--- RECORDS PROVIDED Enclosed Below ---

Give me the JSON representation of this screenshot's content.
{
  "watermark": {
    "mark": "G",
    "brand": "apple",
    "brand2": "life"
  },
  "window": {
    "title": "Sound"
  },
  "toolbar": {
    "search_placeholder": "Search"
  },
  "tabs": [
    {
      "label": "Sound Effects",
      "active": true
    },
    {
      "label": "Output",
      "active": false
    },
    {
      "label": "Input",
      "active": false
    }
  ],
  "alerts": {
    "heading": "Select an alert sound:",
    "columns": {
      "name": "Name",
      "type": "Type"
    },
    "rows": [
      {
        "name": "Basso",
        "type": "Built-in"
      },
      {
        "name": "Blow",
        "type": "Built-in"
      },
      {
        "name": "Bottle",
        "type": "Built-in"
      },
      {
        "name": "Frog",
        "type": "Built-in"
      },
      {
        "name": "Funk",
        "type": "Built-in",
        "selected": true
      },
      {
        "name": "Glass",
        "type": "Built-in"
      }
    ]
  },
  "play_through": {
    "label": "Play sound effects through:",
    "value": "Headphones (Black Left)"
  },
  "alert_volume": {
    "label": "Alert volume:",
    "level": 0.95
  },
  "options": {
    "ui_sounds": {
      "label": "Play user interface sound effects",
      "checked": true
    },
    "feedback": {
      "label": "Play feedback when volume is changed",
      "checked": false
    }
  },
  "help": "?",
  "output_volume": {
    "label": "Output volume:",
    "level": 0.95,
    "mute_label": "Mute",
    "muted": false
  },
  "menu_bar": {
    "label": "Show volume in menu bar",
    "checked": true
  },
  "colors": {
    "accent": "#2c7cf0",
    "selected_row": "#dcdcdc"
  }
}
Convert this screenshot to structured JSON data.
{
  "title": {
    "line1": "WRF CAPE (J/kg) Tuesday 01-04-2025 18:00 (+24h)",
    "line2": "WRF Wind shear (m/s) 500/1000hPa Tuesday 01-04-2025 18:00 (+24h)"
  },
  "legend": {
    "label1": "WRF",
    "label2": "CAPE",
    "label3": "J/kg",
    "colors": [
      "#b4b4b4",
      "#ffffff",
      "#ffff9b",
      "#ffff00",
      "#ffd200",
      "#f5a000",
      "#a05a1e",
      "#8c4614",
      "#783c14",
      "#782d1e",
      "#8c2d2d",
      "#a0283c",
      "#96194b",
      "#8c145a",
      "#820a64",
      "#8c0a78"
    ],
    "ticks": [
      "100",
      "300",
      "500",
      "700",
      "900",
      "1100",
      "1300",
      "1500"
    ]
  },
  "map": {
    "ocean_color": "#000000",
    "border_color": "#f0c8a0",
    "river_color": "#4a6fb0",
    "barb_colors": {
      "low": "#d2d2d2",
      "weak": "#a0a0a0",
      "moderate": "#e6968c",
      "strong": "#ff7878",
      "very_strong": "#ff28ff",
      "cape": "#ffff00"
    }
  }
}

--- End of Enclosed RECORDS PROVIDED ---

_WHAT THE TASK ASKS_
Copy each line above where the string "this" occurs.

_RESULT OF THE EXERCISE_
Give me the JSON representation of this screenshot's content.
Convert this screenshot to structured JSON data.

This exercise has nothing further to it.